Hoisting up a Hill with a Fellow
that looked a lot like Beckett
They passed the two men staring each other down
at the urinal trough. They’d had enough of Politics.
And now they were into some serious Grief.
And one said to the next: ‘Mine’s much bigger
than yours is.’ And then another and another:
‘Wait til you see this.’ Til finally one said:
‘Well how do you measure it? And the Man
with nothing but a Deep Groove for a Face said:
‘Stand on this scale and hold out your bag.
And watch it fill with stones.’ And they
did. Saying ‘See…I told…’ Til The Man said
‘Hush. Hoist your Hefty bags and let’s go up
the hill.’ And there at the top was the silhouette
of a Woman, who had recently misplaced both
her crutches, and was balancing precariously
on one leg in the middle of a wheelbarrow.
Just then a Young Man went flying up to catch her.
He grabbed her just in time and they both went rolling
down the other side, four-leaf clovers in their eyes,
all the way back to childhood, the unseen wheelbarrow
rolling slowly behind. As the others screamed “No, No…’
And the Man said: ‘Hush. We’ll all meet here someday.
Onward to the top.’ And just then a Greek of ancient stature
came rolling down, a large boulder following him, and then
another holding his side, buzzards following, as everyone ducked
and tried to get out of the way, then came the entire cast of Jesus
Christ Superstar, followed by a thousand crosses made in Taiwan,
Benny Hill and Monty Python, Buster Keaton and a thousand
would-be brides, Samuel Beckett and a thousand tin garbage lids,
and even more dead honey bees ricocheting. ‘Hmmm…they say
we could all be extinct soon.’ ‘You say it like it’s a bad thing.’
‘Hush. To the top.’ And they made their slow Hefty Bag trek
all the way and one said: ‘Now what?’ And the Man said:
‘Take a deep breath and throw it off.’ And with a 5, 4, 3, 2, 1…
they hurled their bags down. Only it was as if they were tied
by some invisible string that sent them down the hill with them,
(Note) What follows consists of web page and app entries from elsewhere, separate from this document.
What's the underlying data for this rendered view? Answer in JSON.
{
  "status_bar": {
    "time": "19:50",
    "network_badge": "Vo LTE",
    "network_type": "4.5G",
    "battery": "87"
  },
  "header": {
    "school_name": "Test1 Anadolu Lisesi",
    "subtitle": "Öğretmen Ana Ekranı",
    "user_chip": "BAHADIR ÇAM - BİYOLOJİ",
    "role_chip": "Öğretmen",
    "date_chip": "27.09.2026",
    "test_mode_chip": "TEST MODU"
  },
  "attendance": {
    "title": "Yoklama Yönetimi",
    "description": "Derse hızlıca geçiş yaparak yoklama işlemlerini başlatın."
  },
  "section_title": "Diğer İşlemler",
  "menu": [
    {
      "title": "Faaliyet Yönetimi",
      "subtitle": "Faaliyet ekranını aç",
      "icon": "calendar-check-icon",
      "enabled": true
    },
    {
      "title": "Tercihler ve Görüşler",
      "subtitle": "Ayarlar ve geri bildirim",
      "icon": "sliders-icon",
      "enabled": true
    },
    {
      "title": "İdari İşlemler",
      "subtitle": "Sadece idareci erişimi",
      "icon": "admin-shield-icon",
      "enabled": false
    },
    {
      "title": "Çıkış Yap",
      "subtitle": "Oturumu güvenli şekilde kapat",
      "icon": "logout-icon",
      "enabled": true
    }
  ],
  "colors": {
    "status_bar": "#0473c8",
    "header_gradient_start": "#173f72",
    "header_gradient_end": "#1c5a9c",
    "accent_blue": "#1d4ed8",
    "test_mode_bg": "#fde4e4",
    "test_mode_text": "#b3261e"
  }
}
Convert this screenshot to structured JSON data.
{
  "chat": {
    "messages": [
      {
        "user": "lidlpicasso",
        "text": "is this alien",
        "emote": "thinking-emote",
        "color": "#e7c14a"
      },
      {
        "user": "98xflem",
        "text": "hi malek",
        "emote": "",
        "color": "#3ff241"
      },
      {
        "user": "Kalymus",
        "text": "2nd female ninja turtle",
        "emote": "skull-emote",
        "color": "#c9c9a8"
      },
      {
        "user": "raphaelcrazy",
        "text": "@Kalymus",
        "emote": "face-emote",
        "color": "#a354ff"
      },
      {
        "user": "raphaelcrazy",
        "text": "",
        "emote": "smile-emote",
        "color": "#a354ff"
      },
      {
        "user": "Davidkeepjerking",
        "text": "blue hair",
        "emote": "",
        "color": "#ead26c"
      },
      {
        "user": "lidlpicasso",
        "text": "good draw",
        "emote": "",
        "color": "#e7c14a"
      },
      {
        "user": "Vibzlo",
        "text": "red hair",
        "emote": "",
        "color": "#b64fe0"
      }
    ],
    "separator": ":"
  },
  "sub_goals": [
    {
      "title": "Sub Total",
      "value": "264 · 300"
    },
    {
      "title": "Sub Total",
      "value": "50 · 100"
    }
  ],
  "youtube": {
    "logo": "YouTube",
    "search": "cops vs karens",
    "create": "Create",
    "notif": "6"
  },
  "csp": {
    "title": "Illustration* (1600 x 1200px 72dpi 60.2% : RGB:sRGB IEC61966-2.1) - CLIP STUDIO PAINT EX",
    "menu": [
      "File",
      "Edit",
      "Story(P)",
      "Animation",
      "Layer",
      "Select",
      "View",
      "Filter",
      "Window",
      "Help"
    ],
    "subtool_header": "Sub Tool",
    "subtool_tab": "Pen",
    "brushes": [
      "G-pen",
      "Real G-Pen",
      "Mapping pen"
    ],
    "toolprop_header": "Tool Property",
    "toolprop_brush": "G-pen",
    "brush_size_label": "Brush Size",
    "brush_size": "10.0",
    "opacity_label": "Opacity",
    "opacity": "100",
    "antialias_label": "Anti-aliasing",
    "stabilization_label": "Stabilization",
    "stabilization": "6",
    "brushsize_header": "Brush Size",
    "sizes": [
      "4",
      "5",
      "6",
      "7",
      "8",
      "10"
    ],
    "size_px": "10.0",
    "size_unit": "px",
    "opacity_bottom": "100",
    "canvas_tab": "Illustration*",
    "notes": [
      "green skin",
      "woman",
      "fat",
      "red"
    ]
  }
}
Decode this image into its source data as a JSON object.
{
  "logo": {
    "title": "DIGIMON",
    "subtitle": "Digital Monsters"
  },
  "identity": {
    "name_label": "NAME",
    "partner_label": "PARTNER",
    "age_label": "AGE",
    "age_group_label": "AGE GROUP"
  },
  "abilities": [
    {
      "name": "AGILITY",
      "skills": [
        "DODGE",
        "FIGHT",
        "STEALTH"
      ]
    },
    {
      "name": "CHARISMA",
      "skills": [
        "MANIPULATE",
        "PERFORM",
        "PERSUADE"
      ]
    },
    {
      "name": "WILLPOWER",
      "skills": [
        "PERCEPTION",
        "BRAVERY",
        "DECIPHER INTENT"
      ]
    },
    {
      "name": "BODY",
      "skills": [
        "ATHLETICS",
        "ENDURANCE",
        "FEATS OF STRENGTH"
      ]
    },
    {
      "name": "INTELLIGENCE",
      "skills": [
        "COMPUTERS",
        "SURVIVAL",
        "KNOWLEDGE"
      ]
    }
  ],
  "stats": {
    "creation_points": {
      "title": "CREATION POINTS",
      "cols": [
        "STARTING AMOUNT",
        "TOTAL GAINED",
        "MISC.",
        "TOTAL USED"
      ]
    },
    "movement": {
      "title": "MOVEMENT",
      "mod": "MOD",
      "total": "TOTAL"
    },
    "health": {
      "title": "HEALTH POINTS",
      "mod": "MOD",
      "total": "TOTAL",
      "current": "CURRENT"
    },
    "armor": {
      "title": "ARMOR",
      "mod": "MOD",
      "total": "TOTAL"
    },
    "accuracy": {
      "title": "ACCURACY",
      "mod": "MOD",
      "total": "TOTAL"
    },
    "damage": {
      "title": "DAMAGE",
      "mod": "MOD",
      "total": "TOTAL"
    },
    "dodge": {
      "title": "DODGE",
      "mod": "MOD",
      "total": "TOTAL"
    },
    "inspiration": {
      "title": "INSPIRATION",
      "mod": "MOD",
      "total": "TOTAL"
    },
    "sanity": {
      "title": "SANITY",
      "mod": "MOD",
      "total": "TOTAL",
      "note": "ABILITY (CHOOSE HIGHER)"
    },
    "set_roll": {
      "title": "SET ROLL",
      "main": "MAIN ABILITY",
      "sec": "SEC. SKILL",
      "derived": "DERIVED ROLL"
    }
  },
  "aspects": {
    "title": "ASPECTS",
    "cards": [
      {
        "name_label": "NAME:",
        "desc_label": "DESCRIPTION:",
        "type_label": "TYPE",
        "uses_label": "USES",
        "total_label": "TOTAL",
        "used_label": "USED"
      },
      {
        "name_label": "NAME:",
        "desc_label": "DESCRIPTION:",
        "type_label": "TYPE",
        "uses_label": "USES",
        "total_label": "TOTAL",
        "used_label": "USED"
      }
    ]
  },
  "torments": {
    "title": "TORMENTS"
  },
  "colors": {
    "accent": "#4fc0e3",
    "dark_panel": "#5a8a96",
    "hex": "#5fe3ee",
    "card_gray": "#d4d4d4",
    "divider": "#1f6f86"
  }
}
crashing in a heap one on top of the other. It would be a while
to see if anyone could find the stones to move.
©2007 by Ray Sweatman